A business degree offers many interesting opportunities. You can use it to become an accountant, a human resources specialist, and a management analyst, to name a few. Most of these jobs pay very well.
You can also use a business degree to start a successful photography business. Using your knowledge of marketing, business law, etc., you’ll be able to manage a team of people and your budget.
You can also offer your services to other photography businesses instead. This will allow you to use your business knowledge. You’ll also be involved in photography indirectly.
You might enjoy raw storytelling that revolves around local or global events. A photojournalism major might be perfect for you.
In general, photojournalists have to take authentic photos. These can be of newsworthy people, places, and situations. They have to be quick on their feet, know their equipment well, and be intuitive.
This means they can’t be biased or edit their photography in any way.
Photojournalists also have to add short captions or even articles to some of their photography. Some writing skills will come in handy here.
You don’t need to pursue a writing career unless you enjoy writing articles about your work.
Filmmaking & Videography
Videographers usually film events, while filmmakers tell stories with their cameras. Both career paths can be quite fulfilling. It depends on the kind of subjects you want to photograph.
Some wedding photographers end up becoming wedding videographers. The latter get paid much more for their work.
Filming is very time-consuming. But it’s a great way to capture moving images and document something you care about.
Depending on the job, you might also have to edit what you film. This is also very time-consuming. But it can be the perfect job for those who enjoy putting things together and colour correcting.
When you’re figuring out if you need a photography major or not, there are many important factors you need to keep in mind.
What matters most are your unique preferences. Pursuing a photography major or studying independently can be a great achievement.

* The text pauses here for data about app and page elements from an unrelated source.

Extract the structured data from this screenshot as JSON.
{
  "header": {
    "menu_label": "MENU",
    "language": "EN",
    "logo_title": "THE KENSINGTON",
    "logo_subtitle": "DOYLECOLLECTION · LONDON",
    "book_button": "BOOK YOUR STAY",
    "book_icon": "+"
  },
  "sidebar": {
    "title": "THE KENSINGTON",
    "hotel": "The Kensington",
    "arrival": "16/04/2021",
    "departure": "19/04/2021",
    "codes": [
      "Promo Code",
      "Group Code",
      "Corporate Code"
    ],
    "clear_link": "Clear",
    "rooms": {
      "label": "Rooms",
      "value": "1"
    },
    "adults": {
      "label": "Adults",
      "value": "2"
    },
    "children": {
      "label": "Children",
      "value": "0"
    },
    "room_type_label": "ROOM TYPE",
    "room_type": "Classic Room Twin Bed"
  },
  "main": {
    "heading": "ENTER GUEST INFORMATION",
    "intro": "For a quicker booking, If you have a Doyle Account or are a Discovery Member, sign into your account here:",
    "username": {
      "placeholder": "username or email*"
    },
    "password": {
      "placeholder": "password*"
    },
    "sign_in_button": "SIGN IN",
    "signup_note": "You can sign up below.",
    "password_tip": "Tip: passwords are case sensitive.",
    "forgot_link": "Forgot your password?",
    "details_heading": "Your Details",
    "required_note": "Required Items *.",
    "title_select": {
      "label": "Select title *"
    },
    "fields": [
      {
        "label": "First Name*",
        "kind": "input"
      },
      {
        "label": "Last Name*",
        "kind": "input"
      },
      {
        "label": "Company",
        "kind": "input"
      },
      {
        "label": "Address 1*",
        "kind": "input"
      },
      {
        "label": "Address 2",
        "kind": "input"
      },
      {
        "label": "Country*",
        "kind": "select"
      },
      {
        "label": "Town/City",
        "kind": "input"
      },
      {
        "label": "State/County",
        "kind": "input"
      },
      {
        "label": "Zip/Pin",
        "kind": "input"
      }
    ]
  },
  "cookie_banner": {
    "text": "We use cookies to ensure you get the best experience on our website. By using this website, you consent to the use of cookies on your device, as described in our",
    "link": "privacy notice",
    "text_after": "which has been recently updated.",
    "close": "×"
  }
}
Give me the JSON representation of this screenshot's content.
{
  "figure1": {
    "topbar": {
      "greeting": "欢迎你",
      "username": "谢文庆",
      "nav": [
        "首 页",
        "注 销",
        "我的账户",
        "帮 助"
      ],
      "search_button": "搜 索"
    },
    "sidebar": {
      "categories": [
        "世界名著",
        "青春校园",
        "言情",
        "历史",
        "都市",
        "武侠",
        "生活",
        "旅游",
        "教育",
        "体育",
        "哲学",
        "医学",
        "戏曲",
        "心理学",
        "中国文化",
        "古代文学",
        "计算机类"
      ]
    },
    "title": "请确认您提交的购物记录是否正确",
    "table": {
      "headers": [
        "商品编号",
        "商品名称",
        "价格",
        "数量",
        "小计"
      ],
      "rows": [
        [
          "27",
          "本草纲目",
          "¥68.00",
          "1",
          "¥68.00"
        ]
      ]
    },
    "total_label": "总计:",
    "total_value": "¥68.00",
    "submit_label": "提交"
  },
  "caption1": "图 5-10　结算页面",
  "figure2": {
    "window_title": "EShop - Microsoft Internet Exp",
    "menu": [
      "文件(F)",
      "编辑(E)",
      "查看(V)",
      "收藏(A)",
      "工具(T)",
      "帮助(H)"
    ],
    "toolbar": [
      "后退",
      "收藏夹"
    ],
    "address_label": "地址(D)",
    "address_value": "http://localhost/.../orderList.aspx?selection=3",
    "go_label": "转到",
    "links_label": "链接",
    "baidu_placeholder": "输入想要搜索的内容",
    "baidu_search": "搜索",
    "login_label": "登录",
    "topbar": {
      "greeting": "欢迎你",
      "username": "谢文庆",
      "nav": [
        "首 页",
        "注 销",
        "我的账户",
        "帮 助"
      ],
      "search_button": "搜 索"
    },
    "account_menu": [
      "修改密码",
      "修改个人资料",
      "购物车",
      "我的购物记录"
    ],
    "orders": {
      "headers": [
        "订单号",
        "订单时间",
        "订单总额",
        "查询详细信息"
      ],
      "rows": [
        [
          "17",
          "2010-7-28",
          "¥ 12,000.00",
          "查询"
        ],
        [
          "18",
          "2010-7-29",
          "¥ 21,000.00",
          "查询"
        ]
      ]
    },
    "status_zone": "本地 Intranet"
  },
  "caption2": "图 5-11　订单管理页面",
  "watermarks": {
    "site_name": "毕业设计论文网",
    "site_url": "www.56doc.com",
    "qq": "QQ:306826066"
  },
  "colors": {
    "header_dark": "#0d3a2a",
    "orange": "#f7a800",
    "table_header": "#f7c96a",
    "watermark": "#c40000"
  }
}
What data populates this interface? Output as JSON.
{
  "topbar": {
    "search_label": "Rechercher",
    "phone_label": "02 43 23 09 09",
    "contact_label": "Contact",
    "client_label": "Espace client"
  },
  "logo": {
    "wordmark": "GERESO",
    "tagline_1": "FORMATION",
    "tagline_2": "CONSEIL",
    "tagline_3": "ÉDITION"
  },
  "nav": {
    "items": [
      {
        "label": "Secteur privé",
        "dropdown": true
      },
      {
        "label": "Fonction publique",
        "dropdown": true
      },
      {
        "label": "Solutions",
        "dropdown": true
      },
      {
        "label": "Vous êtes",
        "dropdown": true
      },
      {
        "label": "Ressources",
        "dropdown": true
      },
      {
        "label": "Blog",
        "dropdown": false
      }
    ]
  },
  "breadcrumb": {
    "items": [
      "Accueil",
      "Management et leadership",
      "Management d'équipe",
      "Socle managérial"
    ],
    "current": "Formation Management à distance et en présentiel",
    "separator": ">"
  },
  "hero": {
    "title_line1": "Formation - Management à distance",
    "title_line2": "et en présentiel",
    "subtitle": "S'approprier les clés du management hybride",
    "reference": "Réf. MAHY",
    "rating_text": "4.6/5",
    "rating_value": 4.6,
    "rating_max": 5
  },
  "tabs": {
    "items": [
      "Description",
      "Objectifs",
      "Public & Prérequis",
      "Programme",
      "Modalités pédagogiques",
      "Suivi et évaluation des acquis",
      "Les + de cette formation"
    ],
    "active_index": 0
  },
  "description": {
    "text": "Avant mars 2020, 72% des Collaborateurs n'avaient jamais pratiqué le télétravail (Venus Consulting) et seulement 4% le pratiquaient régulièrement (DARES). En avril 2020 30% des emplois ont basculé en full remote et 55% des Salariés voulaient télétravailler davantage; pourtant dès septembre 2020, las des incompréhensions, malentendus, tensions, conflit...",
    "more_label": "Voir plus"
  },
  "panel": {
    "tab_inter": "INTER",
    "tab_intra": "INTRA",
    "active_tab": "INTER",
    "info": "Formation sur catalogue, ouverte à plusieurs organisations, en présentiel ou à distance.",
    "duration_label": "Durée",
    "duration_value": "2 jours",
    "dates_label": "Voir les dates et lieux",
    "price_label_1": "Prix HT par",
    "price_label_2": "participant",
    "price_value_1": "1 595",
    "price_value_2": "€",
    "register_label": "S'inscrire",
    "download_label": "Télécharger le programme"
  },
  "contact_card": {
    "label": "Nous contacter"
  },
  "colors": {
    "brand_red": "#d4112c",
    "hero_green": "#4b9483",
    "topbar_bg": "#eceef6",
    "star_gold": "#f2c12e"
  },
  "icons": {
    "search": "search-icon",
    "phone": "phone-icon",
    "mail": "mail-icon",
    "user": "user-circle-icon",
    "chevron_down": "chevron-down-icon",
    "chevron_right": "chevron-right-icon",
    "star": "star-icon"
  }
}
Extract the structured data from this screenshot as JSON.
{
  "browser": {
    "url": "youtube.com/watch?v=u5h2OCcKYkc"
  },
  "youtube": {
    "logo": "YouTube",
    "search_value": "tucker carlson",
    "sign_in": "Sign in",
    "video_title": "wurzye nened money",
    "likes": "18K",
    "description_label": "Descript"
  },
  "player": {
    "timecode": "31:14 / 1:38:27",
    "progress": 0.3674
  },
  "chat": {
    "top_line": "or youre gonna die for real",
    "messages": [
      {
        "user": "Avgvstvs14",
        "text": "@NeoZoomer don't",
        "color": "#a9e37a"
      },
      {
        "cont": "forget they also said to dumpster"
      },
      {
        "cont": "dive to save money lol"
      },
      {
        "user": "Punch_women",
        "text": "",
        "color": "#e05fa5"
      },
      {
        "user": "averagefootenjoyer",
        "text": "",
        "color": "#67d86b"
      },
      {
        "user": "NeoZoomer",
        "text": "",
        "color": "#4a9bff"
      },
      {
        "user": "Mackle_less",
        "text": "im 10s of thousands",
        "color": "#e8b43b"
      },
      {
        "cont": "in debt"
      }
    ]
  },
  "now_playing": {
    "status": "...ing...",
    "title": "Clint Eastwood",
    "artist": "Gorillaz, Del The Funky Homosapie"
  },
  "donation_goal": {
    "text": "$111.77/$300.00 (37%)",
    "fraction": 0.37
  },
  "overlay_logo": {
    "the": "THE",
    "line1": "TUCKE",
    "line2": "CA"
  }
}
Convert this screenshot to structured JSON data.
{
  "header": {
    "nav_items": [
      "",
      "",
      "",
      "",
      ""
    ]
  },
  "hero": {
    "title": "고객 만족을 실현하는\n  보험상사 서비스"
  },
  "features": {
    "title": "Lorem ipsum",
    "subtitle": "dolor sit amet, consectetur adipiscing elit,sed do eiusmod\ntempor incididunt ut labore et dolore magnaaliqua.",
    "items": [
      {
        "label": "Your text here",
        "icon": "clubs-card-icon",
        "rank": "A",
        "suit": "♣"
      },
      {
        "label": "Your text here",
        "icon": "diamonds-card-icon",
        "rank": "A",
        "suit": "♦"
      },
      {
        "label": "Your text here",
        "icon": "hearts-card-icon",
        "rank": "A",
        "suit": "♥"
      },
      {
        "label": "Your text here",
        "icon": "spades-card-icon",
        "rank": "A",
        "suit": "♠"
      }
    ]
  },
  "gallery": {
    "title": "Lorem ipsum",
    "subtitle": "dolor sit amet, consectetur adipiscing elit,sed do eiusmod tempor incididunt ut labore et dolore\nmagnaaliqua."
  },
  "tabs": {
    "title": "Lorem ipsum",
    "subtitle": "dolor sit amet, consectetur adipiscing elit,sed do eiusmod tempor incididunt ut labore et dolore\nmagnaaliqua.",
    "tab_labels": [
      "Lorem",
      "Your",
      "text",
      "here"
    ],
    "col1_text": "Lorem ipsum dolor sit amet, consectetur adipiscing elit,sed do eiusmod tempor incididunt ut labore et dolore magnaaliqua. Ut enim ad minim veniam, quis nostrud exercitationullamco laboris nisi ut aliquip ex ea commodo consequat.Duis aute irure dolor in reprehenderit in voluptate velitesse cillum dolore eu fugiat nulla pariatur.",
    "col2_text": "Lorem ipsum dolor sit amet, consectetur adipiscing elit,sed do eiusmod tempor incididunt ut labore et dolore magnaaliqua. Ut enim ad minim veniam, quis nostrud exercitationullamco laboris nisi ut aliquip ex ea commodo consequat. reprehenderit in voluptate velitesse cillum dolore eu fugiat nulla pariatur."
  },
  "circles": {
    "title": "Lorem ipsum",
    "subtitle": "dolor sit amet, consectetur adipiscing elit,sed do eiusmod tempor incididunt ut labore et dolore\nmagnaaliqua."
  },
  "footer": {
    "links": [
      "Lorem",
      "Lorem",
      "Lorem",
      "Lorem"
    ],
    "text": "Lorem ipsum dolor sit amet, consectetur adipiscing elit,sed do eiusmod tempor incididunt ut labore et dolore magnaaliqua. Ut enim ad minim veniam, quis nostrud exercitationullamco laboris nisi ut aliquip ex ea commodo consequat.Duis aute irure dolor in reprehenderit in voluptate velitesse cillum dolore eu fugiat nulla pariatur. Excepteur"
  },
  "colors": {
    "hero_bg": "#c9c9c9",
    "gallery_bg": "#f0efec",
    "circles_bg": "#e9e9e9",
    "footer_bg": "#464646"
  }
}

A photography major can open doors for you career-wise and allow you to develop your photography skills. You should consider your budget and long-term plans when making this decision.